Their lawyers told Radio Farda that they will appeal their death sentences.
The trial has been accompanied by unconfirmed suggestions in the Iranian media that the two men -- journalist Adnan Hassanpur and social activist Hiwa Butimar -- were working with banned groups that oppose the government.
Iran's heavily Kurdish northwest is the scene of sporadic tensions between locals and the central authorities.
Hassanpur and Butimar were reportedly convicted of acting against Iran's national security.
The men are currently being held at an unknown location or locations.
Some Iranian news websites have suggested that both men are members of Kurdish groups that oppose the central government.
Hassanpur's sister today rejected such suggestions in comments to Radio Farda:
"I think his only [offense] is his pen and the articles he has written," she said. "As Adnan's sister, I know all about him -- he didn't have any relation to any political party inside or outside Iran. All our relatives and friends know that Adnan was not related to any [opposition] parties and he's been a totally independent journalist."
Hassanpur was a member of the editorial board of the weekly "Assu," which covered the situation in Iran's Kurdistan Province -- including unrest in 2005 over the death of a youth activist.
The weekly was shut down by authorities in August 2005.
Reports say Hassanpur has been in jail since late January.
Butimar was reportedly jailed in early January.
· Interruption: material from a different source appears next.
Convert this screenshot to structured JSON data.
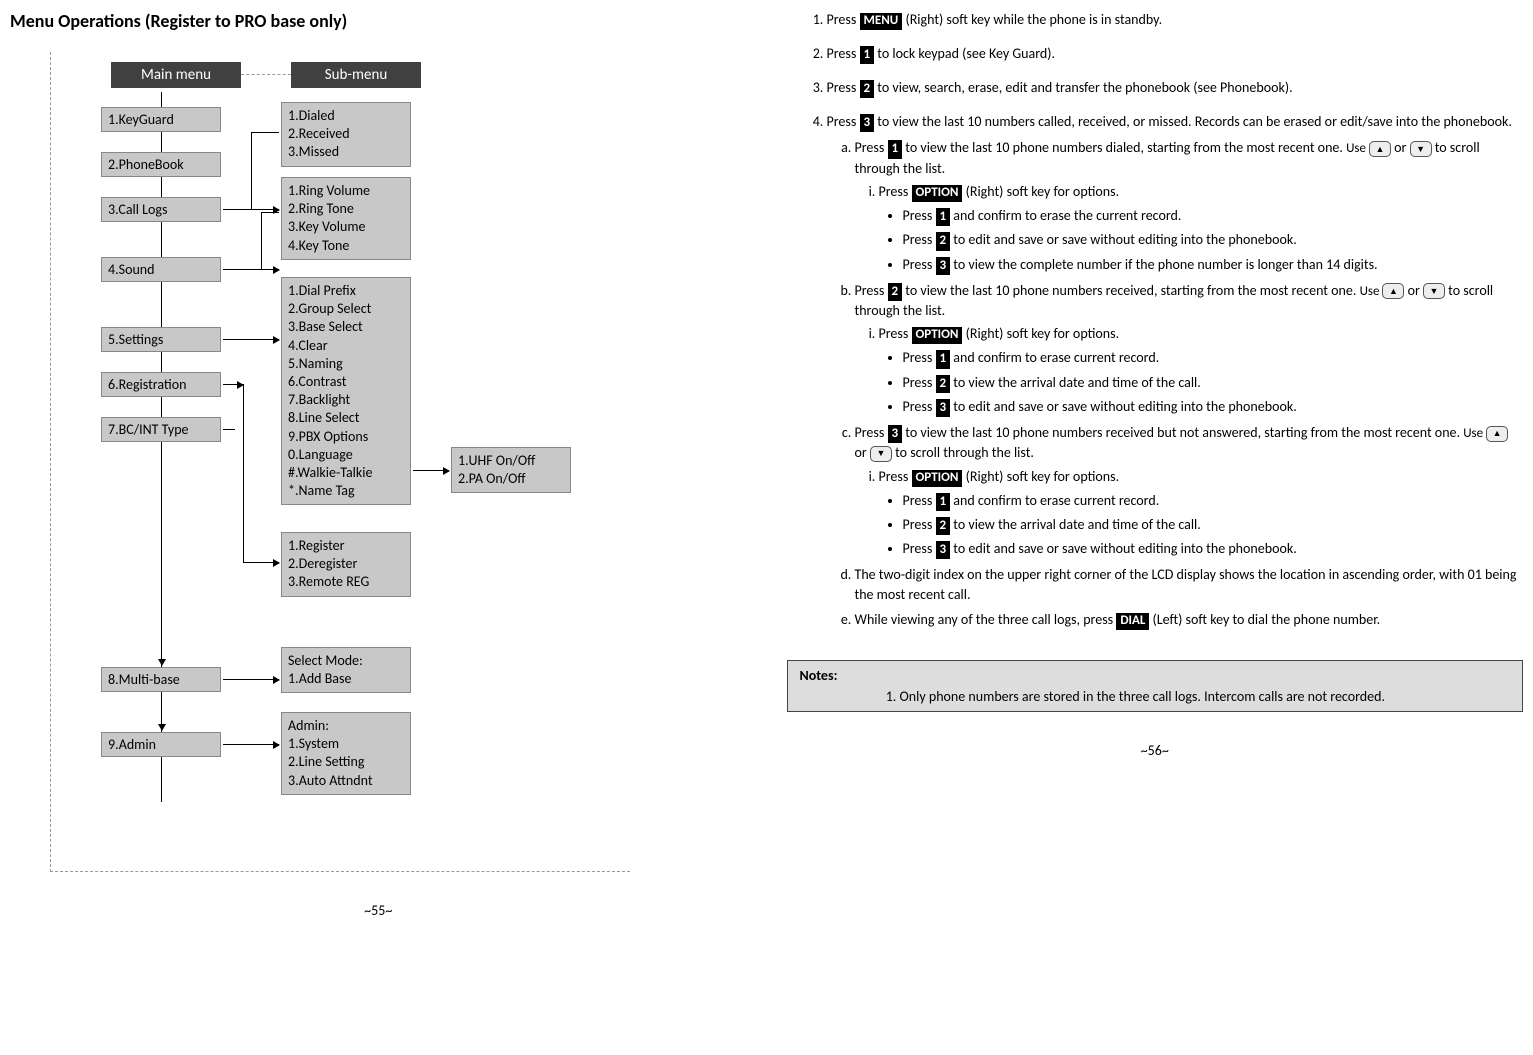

The news of the death sentences against the two Kurds came as four Iranian-Americans, three of whom are in detention, are also facing charges of acting against Iran's nationality security.